Union health minister Harsh Vardhan displays a Covishield vaccine vial, at AIIMS, New Delhi, January 16, 2021. Photo: PTI Photo/Vijay Verma.
Bengaluru: After a group of public health experts wrote to Union health minister Harsh Vardhan asking his ministry to investigate the deaths of 11 healthcare workers after receiving COVID-19 vaccine shots, the government has rubbished any causal link and called the allegations “absolutely baseless”.
The group of experts, according to India Today, included Malini Aisola, T. Jacob John and Shree Prakash Kalantri. Their concern was regarding adverse events following immunisation (AEFI) – a formal term used to refer to any adverse medical events that happen after vaccination and could potentially be related.
On February 5, Union health secretary Rajesh Bhushan refuted all allegations that the two vaccine candidates currently part of India’s COVID-19 vaccination drive, Covaxin and Covishield, could be related to the deaths of 19 healthcare workers who had died until then.
The Drug Controller General of India Dr V.G. Somani, who heads India’s national drug regulator, had on January 3, 2021, approved Covaxin and Covishield for use in the government’s immunisation programme” on some unspecified conditions.
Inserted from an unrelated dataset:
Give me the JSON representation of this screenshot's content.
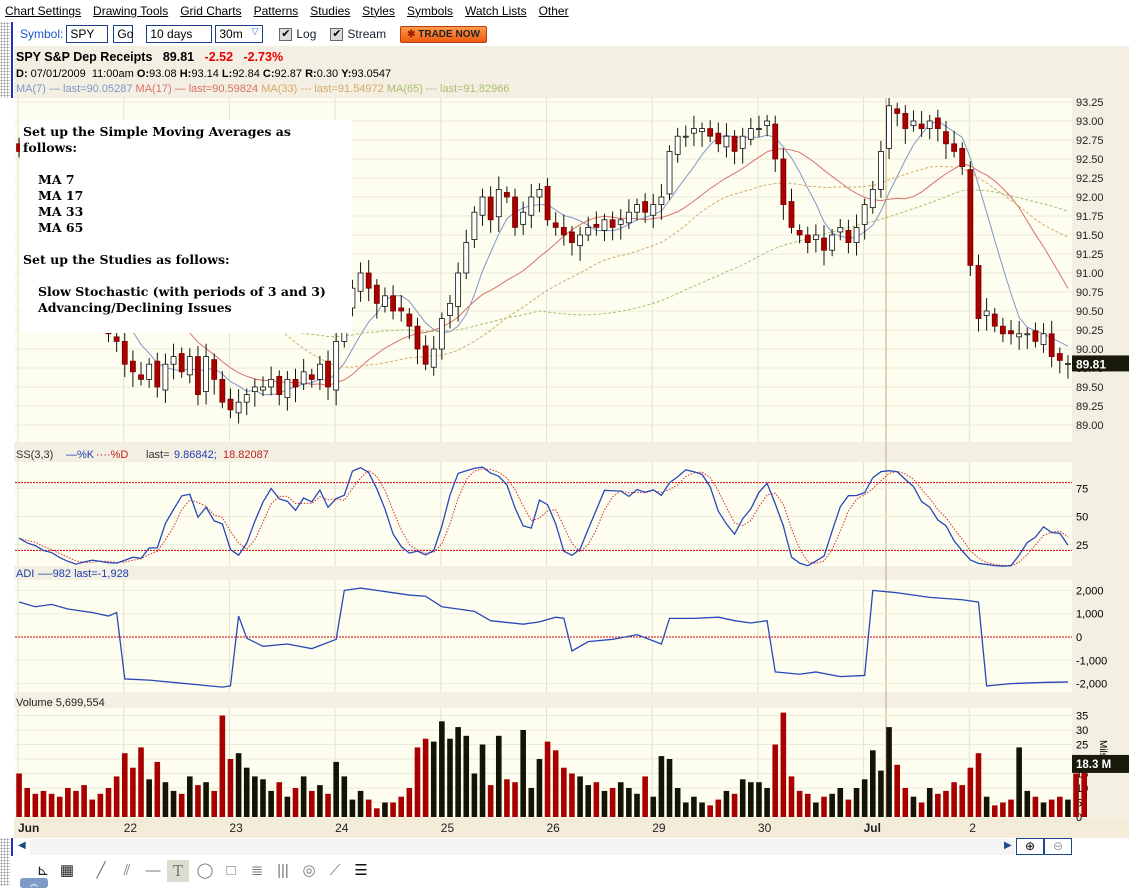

At the time, Covaxin lacked (and still lacks) data on its efficacy and long-term safety and Covishield had yet to conclude its bridging trials. So Dr Somani’s decision was immediately controversial and the lack of data stoked vaccine hesitancy around the country.
In light of these concerns, the experts wrote to the health minister asking the government to ascertain the causes of the 11 deaths (at the time), rooted in concerns that the vaccine candidates could be responsible. “No details of who investigated the deaths, and the methodology used for each investigation, have been made public. The national committee has an obligation to investigate possible patterns in causative factors for these deaths,” they wrote.
They were also motivated by the deaths having occurred as a cluster in time, within a short span of each other. According to the WHO, AEFI clusters warrant further investigation according to a fixed set of protocols so that vaccine manufacturers and distributors may inform other current and future recipients of the risks.
However, Rajesh Bhushan has toed the government’s line and insisted that the vaccine candidates were safe. He was joined by NITI Aayog member Vinod K. Paul, who reportedly said “it is settled” that the vaccine candidates “are safe”. The basis for his judgment is unclear.
“After giving 45 lakh doses, there are minimal side effects. Some times, like one person out of 1,150 persons, got a side effect and no death has been attributed yet, proves that these vaccines are superbly safe and safest that can ever be devised,” Times Now quoted Paul as saying.
According to Bhushan, the government had until February 5 logged 8,563 AEFIs.